# WHAT THE TASK REQUIRES
Copy out the data word for word. The images are not part of the copy.

# INFORMATION
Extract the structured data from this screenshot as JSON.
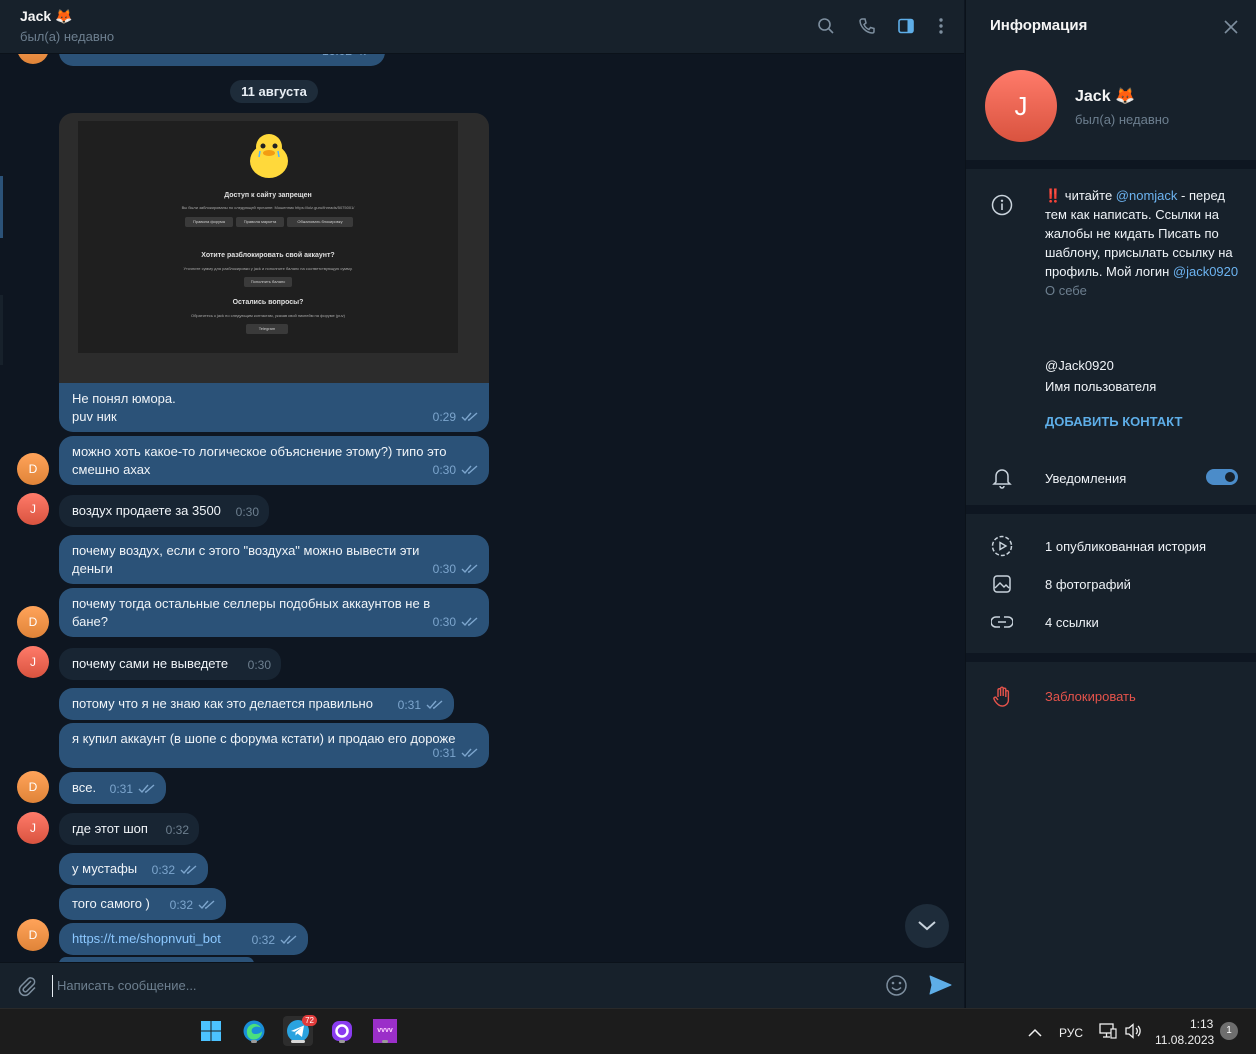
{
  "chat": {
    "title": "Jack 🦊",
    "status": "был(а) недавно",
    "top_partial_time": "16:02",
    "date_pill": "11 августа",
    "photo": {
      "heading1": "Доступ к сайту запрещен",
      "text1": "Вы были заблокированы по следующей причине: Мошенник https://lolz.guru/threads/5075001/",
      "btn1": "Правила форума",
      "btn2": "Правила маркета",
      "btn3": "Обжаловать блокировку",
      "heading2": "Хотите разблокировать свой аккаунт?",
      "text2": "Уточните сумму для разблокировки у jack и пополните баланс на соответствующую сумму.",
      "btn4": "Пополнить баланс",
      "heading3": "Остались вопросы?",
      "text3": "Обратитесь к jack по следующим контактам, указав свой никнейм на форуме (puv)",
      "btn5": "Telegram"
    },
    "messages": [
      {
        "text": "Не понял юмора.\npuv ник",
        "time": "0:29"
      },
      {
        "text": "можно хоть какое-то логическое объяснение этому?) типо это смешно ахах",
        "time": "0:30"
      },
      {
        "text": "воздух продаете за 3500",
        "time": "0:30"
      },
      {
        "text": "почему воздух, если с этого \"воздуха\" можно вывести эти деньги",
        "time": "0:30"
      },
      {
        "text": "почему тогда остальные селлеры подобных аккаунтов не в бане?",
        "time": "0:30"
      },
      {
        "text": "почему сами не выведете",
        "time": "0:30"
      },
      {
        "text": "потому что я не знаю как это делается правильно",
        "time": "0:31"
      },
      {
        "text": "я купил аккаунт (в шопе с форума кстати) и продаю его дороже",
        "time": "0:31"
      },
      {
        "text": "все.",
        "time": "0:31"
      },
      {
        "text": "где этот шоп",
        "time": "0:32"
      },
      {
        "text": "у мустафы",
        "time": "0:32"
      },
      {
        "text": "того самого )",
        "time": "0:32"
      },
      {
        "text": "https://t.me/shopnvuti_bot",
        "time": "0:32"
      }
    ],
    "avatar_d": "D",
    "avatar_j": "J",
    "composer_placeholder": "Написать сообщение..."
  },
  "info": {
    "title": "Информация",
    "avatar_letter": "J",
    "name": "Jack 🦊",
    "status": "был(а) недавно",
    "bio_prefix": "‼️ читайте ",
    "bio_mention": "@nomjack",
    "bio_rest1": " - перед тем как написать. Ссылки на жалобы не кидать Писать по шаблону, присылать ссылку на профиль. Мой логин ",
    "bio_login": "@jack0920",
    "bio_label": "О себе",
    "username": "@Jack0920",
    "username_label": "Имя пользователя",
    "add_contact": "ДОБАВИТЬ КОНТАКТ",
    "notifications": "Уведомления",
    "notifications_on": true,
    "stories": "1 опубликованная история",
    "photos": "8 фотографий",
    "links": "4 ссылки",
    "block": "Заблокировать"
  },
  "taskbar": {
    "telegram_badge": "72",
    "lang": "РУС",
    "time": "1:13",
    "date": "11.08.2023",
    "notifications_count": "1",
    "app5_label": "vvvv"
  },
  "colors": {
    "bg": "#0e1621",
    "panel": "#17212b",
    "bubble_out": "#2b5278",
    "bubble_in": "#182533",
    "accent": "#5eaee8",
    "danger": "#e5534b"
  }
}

# WRITTEN ANSWER
Extract the structured data from this screenshot as JSON.
{
  "chat": {
    "title": "Jack 🦊",
    "status": "был(а) недавно",
    "top_partial_time": "16:02",
    "date_pill": "11 августа",
    "photo": {
      "heading1": "Доступ к сайту запрещен",
      "text1": "Вы были заблокированы по следующей причине: Мошенник https://lolz.guru/threads/5075001/",
      "btn1": "Правила форума",
      "btn2": "Правила маркета",
      "btn3": "Обжаловать блокировку",
      "heading2": "Хотите разблокировать свой аккаунт?",
      "text2": "Уточните сумму для разблокировки у jack и пополните баланс на соответствующую сумму.",
      "btn4": "Пополнить баланс",
      "heading3": "Остались вопросы?",
      "text3": "Обратитесь к jack по следующим контактам, указав свой никнейм на форуме (puv)",
      "btn5": "Telegram"
    },
    "messages": [
      {
        "text": "Не понял юмора.\npuv ник",
        "time": "0:29"
      },
      {
        "text": "можно хоть какое-то логическое объяснение этому?) типо это смешно ахах",
        "time": "0:30"
      },
      {
        "text": "воздух продаете за 3500",
        "time": "0:30"
      },
      {
        "text": "почему воздух, если с этого \"воздуха\" можно вывести эти деньги",
        "time": "0:30"
      },
      {
        "text": "почему тогда остальные селлеры подобных аккаунтов не в бане?",
        "time": "0:30"
      },
      {
        "text": "почему сами не выведете",
        "time": "0:30"
      },
      {
        "text": "потому что я не знаю как это делается правильно",
        "time": "0:31"
      },
      {
        "text": "я купил аккаунт (в шопе с форума кстати) и продаю его дороже",
        "time": "0:31"
      },
      {
        "text": "все.",
        "time": "0:31"
      },
      {
        "text": "где этот шоп",
        "time": "0:32"
      },
      {
        "text": "у мустафы",
        "time": "0:32"
      },
      {
        "text": "того самого )",
        "time": "0:32"
      },
      {
        "text": "https://t.me/shopnvuti_bot",
        "time": "0:32"
      }
    ],
    "avatar_d": "D",
    "avatar_j": "J",
    "composer_placeholder": "Написать сообщение..."
  },
  "info": {
    "title": "Информация",
    "avatar_letter": "J",
    "name": "Jack 🦊",
    "status": "был(а) недавно",
    "bio_prefix": "‼️ читайте ",
    "bio_mention": "@nomjack",
    "bio_rest1": " - перед тем как написать. Ссылки на жалобы не кидать Писать по шаблону, присылать ссылку на профиль. Мой логин ",
    "bio_login": "@jack0920",
    "bio_label": "О себе",
    "username": "@Jack0920",
    "username_label": "Имя пользователя",
    "add_contact": "ДОБАВИТЬ КОНТАКТ",
    "notifications": "Уведомления",
    "notifications_on": true,
    "stories": "1 опубликованная история",
    "photos": "8 фотографий",
    "links": "4 ссылки",
    "block": "Заблокировать"
  },
  "taskbar": {
    "telegram_badge": "72",
    "lang": "РУС",
    "time": "1:13",
    "date": "11.08.2023",
    "notifications_count": "1",
    "app5_label": "vvvv"
  },
  "colors": {
    "bg": "#0e1621",
    "panel": "#17212b",
    "bubble_out": "#2b5278",
    "bubble_in": "#182533",
    "accent": "#5eaee8",
    "danger": "#e5534b"
  }
}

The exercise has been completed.